The numbers vary, but researchers agree that considering these long-term, big-picture costs increases the price of fossil fuels. Estimates range from 5.7 extra cents per kilowatt-hour to 26.89 cents per kilowatt hour. These costs, which include the economic, health, and environmental damages, are directly passed on to the public. This includes the public health burden of air and water pollution, and the increased healthcare costs for those impacted.
Further, when we mine and burn fossil fuels we release greenhouse gasses — mostly carbon dioxide and methane — into the air. These gasses are thickening our atmosphere and causing global climate change, which will have long-term disastrous effects on every species on the planet (including us). The economic impacts of continuing business-as-usual instead of acting now to reduce our carbon emissions are daunting.
One of the most prominent false ideas carried by fossil fuel advocates and lobbyists is that renewable energy is more expensive than coal. While this may have been true 20 years ago, it’s time to put that idea aside. The U.S. is in the midst of a major transition to clean energy. As consumers demand access to cleaner energy and cleaner air and our technologies improve, prices for renewables are falling across the board. With market forces increasingly favoring renewables, dirty energy is no longer a smart investment.
Are you wondering if it is possible for the U.S. to run entirely on clean, renewable energy? It is. Read more here.

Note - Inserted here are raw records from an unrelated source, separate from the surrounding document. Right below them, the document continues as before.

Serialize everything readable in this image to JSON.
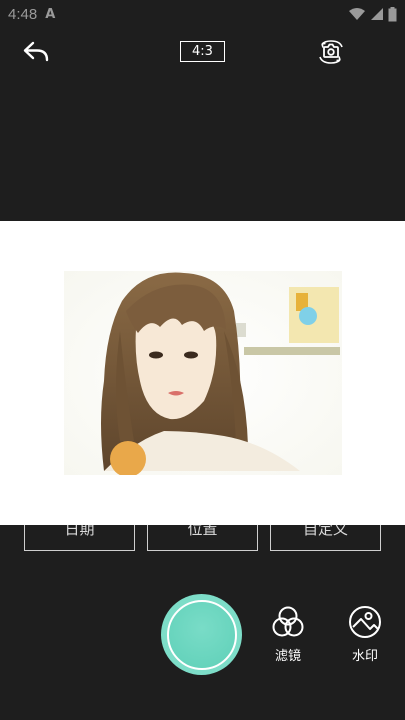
{
  "status_bar": {
    "time": "4:48",
    "indicator": "A"
  },
  "top_bar": {
    "aspect_ratio": "4:3",
    "back_icon": "back-arrow-icon",
    "switch_icon": "switch-camera-icon"
  },
  "watermark_tabs": [
    {
      "label": "日期"
    },
    {
      "label": "位置"
    },
    {
      "label": "自定义"
    }
  ],
  "bottom_tools": {
    "filter_label": "滤镜",
    "watermark_label": "水印"
  },
  "colors": {
    "shutter": "#6fd8c2",
    "background": "#1e1e1e"
  }
}
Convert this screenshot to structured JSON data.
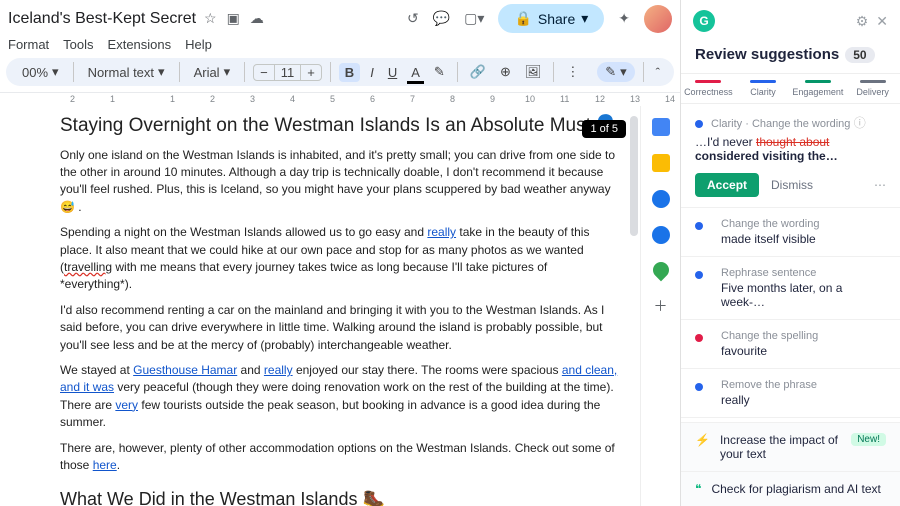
{
  "doc": {
    "title": "Iceland's Best-Kept Secret",
    "menus": [
      "Format",
      "Tools",
      "Extensions",
      "Help"
    ],
    "zoom": "00%",
    "style": "Normal text",
    "font": "Arial",
    "size": "11",
    "share": "Share",
    "find_badge": "1 of 5",
    "heading1": "Staying Overnight on the Westman Islands Is an Absolute Must",
    "p1": "Only one island on the Westman Islands is inhabited, and it's pretty small; you can drive from one side to the other in around 10 minutes. Although a day trip is technically doable, I don't recommend it because you'll feel rushed. Plus, this is Iceland, so you might have your plans scuppered by bad weather anyway 😅 .",
    "p2a": "Spending a night on the Westman Islands allowed us to go easy and ",
    "p2_link1": "really",
    "p2b": " take in the beauty of this place. It also meant that we could hike at our own pace and stop for as many photos as we wanted (",
    "p2_err": "travelling",
    "p2c": " with me means that every journey takes twice as long because I'll take pictures of *everything*).",
    "p3": "I'd also recommend renting a car on the mainland and bringing it with you to the Westman Islands. As I said before, you can drive everywhere in little time. Walking around the island is probably possible, but you'll see less and be at the mercy of (probably) interchangeable weather.",
    "p4a": "We stayed at ",
    "p4_link1": "Guesthouse Hamar",
    "p4b": " and ",
    "p4_link2": "really",
    "p4c": " enjoyed our stay there. The rooms were spacious ",
    "p4_u1": "and clean, and it was",
    "p4d": " very peaceful (though they were doing renovation work on the rest of the building at the time). There are ",
    "p4_u2": "very",
    "p4e": " few tourists outside the peak season, but booking in advance is a good idea during the summer.",
    "p5a": "There are, however, plenty of other accommodation options on the Westman Islands. Check out some of those ",
    "p5_link": "here",
    "p5b": ".",
    "heading2": "What We Did in the Westman Islands 🥾"
  },
  "grammarly": {
    "title": "Review suggestions",
    "count": "50",
    "tabs": [
      {
        "label": "Correctness",
        "color": "#e11d48"
      },
      {
        "label": "Clarity",
        "color": "#2563eb"
      },
      {
        "label": "Engagement",
        "color": "#059669"
      },
      {
        "label": "Delivery",
        "color": "#6b7280"
      }
    ],
    "main": {
      "category": "Clarity · Change the wording",
      "text_a": "…I'd never ",
      "strike": "thought about",
      "text_b": " considered visiting the…",
      "accept": "Accept",
      "dismiss": "Dismiss"
    },
    "items": [
      {
        "dot": "#2563eb",
        "lbl": "Change the wording",
        "val": "made itself visible"
      },
      {
        "dot": "#2563eb",
        "lbl": "Rephrase sentence",
        "val": "Five months later, on a week-…"
      },
      {
        "dot": "#e11d48",
        "lbl": "Change the spelling",
        "val": "favourite"
      },
      {
        "dot": "#2563eb",
        "lbl": "Remove the phrase",
        "val": "really"
      }
    ],
    "foot1": "Increase the impact of your text",
    "foot1_badge": "New!",
    "foot2": "Check for plagiarism and AI text"
  }
}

Are renewables reliable? Yes. Don’t they provide spotty energy? No. Read more here.